|ISTANBUL - The Turkish government hopes to open another door as US and European markets continue to struggle against the global financial crisis. A committee formed by top Turkish officials is set to tour the Gulf countries, seeking to secure liquidity by luring in much needed investment funds.
In an environment where global external financing conditions are getting tougher by the minute, Turkey will focus on investment funds in the Gulf countries, estimated to be worth $2.5 trillion.
A committee formed by Turkeys top-level officials in search of luring in investment and liquidity is planning to tour the Gulf countries, mainly Saudi Arabia, Kuwait and the United Arab Emirates. The committee will invite Saudi Arabias investment fund, which is considered to be the worlds largest sovereign wealth fund, as well as other investment funds in the Gulf to invest in Turkey. Besides the giant investment fund Saudi Arabia is expected to set up, Turkey also aims to lure in an annual investment of at least $10 billion to $15 billion.
Officials will highlight the fact that Turkey, a country that is implementing many structural reforms during its accession process to the European Union, is also a "corridor" in transporting energy sources to the West, reported Anatolia News Agency. The committee will also inform investment funds of the opportunities in Turkey and propose that Turkish firms, in collaboration with Gulf capital, can create new joint investment ventures in the area.
Meanwhile, Gulf investment funds have shown interest in the telecommunications, energy, retail and logistics sectors in Turkey. Asset-backed securities, or VDMK, are also an area of interest for Gulf investment funds seeking joint investment opportunities.
As the global economic crisis, which was borne from the U.S. mortgage crisis, continues to negatively affect liquidity all over the world, Gulf investment funds could provide a lot of benefit to Turkey in meeting its liquidity needs, said the officials.
A major part of Saudi Arabias income from crude oil goes to the Saudi Arabian Monetary Agency, or SAMA, and the remaining money is distributed among the members of the House of Saud, which is the royal family of the Kingdom of Saudi Arabia.

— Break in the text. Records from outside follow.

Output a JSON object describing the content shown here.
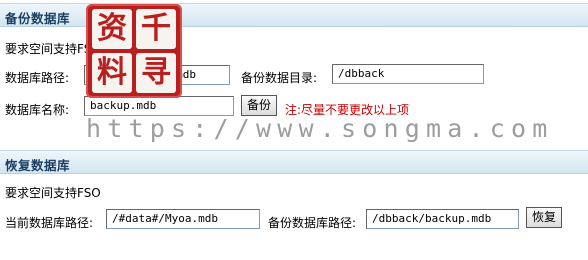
{
  "backup": {
    "title": "备份数据库",
    "requirement": "要求空间支持FSO",
    "db_path_label": "数据库路径:",
    "db_path_value": "/#data#/Myoa.mdb",
    "backup_dir_label": "备份数据目录:",
    "backup_dir_value": "/dbback",
    "db_name_label": "数据库名称:",
    "db_name_value": "backup.mdb",
    "button_label": "备份",
    "note": "注:尽量不要更改以上项"
  },
  "restore": {
    "title": "恢复数据库",
    "requirement": "要求空间支持FSO",
    "current_path_label": "当前数据库路径:",
    "current_path_value": "/#data#/Myoa.mdb",
    "backup_path_label": "备份数据库路径:",
    "backup_path_value": "/dbback/backup.mdb",
    "button_label": "恢复"
  },
  "watermark": {
    "url": "https://www.songma.com",
    "seal_chars": [
      "资",
      "千",
      "料",
      "寻"
    ]
  },
  "colors": {
    "header_text": "#1b3f63",
    "note": "#cc0000",
    "seal": "#b8201f"
  }
}
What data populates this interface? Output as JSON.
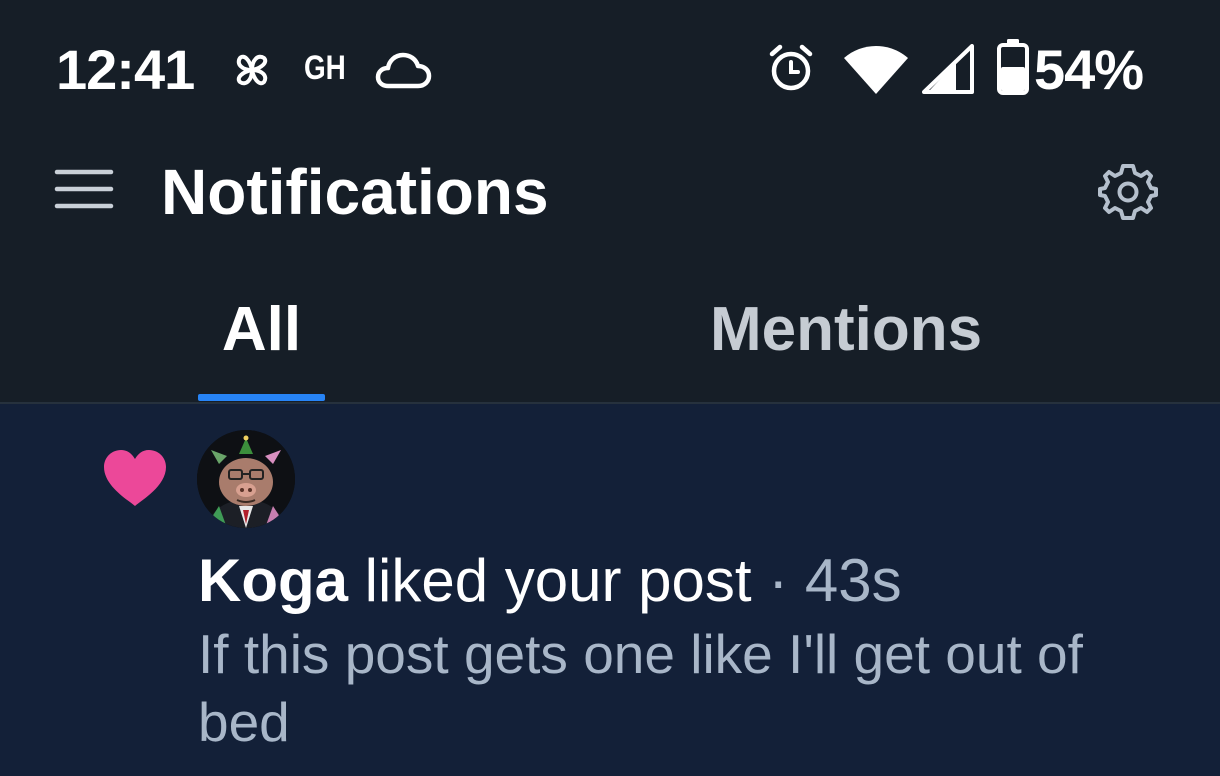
{
  "status_bar": {
    "time": "12:41",
    "indicator_text": "GH",
    "battery_percent": "54%"
  },
  "app_bar": {
    "title": "Notifications"
  },
  "tabs": [
    {
      "label": "All",
      "selected": true
    },
    {
      "label": "Mentions",
      "selected": false
    }
  ],
  "notifications": [
    {
      "type": "like",
      "icon": "heart-icon",
      "author": "Koga",
      "action": "liked your post",
      "separator": "·",
      "time_ago": "43s",
      "post_text": "If this post gets one like I'll get out of bed"
    }
  ],
  "colors": {
    "background": "#161e27",
    "notification_bg": "#132038",
    "accent": "#2784f6",
    "heart": "#ec4899",
    "muted_text": "#a8b6c8"
  }
}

The SAMA has been following a conservative path for its investments and purchasing U.S. Treasury bonds and shares from secure companies, while the members of the House of Saud made individual investments. However, the U.S.-born crisis hit the funds and caused them to pullout of all affected countries.
Saudi Arabia has $436 billion in foreign reserves, according to September data from SAMA. Meanwhile, Saudi Arabian funds, which are estimated to be worth around $1 trillion, are expected to be the biggest competitor for a number of Middle East and Asian funds that had acquired shares in mainly U.S.-based finance companies, and many others, which have been hit badly by the crisis. Abu Dhabi also has a strong investment fund, which is worth $875 billion.
Kuwait Investment Authority, or KIA, is an autonomous government body responsible for managing and administrating both local and overseas investments for and on behalf of the State of Kuwait. KIA is in charge of managing the fund, which is said to have reached $700 billion. The fund has mainly been generated from a portion of the countrys income from crude oil.
The International Monetary Fund also seeks to fortify its sources by obtaining further resources from Saudi Arabia. Saudi Arabia will probably contribute to an IMF bailout fund, reported Bloomberg, citing the vice governor of the Bank of England.
"I am sure our King and the other officials will have given the needed support to any global initiatives that needed to be done on a collaborative and multilateral basis," Mohammed Al-Jasser said in Athens on Nov. 3, following a speech at the Bank of Greece.
"We continue to participate in every facility that the World Bank or the IMF has set up," Al-Jasser said. "We have taken our global responsibilities very seriously."
British Prime Minister Gordon Brown said Nov. 2 he was expecting Gulf countries to respond to his call to support an IMF facility to help countries suffering from the global financial crisis. Brown was in the Gulf seeking to persuade oil-exporting nations that have benefited from high prices to boost the $250 billion IMF fund that draws on the currency reserves of countries.
Saudi Arabia would deserve a greater say in running the fund and other bodies if it participated in the initiative, Brown said. The IMF has already dipped into its $250 billion to provide emergency loans to Hungary, Ukraine and Iceland and risks running short of reserves. Brown is seeking "hundreds of billions" to add to those funds.